Dataset rows for apps and sites

···

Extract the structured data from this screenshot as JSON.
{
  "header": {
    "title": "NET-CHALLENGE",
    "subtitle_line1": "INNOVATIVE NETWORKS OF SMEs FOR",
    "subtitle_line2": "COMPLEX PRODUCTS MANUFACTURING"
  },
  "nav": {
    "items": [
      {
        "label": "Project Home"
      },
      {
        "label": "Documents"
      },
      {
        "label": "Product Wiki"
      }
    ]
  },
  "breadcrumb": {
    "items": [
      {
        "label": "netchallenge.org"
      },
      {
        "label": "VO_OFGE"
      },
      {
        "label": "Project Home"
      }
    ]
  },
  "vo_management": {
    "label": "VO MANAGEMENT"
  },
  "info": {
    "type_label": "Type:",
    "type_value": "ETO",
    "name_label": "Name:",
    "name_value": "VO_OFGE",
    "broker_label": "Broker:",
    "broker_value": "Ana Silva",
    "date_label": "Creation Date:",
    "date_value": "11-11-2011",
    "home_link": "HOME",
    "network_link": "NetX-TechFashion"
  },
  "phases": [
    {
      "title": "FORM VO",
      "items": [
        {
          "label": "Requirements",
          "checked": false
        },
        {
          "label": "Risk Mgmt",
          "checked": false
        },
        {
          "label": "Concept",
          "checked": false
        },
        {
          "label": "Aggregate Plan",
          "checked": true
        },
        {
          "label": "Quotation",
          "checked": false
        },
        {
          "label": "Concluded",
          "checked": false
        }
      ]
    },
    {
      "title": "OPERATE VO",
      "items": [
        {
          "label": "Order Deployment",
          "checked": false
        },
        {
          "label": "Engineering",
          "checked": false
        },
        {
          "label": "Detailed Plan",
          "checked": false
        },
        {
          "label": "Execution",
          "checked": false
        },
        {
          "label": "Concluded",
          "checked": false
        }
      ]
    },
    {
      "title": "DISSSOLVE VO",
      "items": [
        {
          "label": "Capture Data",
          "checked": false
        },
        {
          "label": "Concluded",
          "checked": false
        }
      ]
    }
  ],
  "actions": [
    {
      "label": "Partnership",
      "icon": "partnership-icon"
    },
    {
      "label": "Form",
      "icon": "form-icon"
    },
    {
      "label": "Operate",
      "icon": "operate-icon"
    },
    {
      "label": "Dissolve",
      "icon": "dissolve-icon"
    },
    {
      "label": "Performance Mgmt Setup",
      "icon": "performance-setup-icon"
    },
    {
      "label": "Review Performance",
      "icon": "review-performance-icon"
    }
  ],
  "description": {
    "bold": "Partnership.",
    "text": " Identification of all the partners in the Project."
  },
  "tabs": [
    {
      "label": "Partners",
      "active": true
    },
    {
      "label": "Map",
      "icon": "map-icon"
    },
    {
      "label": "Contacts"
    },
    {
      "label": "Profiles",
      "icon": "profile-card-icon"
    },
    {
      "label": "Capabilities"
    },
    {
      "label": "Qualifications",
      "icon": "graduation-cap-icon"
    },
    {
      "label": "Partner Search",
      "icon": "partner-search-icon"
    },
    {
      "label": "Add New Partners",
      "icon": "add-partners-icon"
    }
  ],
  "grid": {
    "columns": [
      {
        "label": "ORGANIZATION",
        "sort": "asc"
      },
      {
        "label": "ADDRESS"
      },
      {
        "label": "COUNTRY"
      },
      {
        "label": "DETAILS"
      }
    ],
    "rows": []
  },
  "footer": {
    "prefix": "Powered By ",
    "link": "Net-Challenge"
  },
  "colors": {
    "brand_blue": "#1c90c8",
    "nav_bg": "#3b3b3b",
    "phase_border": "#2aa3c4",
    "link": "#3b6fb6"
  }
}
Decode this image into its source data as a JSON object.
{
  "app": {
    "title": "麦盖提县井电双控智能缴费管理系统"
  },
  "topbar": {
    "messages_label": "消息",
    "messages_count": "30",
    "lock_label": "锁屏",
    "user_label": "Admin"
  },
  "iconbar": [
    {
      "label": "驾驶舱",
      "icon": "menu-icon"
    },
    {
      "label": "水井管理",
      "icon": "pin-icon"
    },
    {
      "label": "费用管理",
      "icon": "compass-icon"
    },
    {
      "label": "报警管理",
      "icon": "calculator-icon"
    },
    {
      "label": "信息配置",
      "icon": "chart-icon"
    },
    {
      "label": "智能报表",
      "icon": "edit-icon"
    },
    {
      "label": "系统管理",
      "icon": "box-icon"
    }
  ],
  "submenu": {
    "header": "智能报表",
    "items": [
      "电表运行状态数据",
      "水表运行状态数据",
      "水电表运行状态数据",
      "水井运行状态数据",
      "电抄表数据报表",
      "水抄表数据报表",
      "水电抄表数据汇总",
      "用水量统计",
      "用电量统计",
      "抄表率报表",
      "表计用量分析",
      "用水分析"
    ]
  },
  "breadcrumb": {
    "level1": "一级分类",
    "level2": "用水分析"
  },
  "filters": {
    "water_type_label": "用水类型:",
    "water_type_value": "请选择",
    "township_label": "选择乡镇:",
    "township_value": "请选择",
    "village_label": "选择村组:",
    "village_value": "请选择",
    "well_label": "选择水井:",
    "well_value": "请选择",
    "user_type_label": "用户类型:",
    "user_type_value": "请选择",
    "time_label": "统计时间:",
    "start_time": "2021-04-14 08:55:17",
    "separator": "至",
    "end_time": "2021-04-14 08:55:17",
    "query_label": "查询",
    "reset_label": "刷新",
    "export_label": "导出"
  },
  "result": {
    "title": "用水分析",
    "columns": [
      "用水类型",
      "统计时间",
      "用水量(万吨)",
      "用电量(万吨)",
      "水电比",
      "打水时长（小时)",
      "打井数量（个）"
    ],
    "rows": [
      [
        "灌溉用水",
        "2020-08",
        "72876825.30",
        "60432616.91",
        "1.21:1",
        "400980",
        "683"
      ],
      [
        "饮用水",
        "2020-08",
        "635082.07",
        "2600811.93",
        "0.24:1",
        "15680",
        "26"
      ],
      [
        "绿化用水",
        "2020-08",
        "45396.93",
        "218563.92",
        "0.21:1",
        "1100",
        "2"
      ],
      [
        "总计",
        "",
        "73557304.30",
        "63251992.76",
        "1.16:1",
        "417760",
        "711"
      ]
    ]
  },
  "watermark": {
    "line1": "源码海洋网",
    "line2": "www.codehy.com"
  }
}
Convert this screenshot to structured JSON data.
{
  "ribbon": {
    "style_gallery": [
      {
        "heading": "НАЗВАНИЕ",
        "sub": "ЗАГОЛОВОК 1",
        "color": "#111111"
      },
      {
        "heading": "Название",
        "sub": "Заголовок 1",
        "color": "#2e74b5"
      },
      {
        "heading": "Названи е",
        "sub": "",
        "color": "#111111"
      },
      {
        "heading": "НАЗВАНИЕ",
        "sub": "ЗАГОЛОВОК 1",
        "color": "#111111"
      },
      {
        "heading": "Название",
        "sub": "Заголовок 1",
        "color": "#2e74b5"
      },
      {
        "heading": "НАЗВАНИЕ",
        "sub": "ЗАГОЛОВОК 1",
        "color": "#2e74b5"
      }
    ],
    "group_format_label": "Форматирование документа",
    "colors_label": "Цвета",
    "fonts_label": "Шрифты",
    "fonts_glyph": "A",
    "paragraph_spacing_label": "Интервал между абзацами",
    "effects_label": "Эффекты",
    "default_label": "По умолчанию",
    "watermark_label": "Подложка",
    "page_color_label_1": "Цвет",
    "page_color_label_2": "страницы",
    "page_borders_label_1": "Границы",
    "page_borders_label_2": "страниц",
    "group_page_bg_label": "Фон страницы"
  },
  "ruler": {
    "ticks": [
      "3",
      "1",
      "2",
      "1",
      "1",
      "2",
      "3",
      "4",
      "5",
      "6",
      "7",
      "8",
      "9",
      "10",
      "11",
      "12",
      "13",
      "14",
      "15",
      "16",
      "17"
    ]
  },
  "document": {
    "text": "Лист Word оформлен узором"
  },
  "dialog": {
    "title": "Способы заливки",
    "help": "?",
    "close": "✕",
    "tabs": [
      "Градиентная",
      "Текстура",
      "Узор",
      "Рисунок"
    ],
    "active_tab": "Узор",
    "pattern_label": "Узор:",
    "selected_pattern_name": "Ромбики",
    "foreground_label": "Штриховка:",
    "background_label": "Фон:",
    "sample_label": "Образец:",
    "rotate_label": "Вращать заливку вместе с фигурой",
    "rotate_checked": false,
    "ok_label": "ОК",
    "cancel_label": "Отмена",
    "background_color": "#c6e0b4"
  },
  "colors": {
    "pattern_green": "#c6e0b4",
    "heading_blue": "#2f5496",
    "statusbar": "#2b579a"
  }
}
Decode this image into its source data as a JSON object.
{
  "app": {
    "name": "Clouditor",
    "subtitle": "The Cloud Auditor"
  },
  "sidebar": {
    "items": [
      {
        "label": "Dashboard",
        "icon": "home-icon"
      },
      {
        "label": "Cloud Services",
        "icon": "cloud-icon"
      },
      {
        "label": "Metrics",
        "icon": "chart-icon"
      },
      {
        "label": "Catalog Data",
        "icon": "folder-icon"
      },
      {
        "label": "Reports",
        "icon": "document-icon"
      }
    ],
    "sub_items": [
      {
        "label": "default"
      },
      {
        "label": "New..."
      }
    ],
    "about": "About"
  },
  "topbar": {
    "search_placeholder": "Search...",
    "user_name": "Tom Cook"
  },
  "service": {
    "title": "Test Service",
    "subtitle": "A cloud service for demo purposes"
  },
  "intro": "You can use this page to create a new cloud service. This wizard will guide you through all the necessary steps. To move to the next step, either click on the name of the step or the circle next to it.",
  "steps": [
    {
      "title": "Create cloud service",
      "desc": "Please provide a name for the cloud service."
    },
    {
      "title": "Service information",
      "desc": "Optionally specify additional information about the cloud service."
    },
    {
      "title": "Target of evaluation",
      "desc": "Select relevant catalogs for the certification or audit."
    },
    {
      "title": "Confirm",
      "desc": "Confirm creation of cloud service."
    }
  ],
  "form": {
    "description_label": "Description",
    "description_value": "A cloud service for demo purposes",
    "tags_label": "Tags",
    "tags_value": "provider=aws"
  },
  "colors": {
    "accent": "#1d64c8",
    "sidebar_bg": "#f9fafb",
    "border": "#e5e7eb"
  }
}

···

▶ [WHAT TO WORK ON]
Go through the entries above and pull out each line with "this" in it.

▶ [RESPONSE BOX]
Extract the structured data from this screenshot as JSON.
Decode this image into its source data as a JSON object.
Convert this screenshot to structured JSON data.
Decode this image into its source data as a JSON object.
  "intro": "You can use this page to create a new cloud service. This wizard will guide you through all the necessary steps. To move to the next step, either click on the name of the step or the circle next to it.",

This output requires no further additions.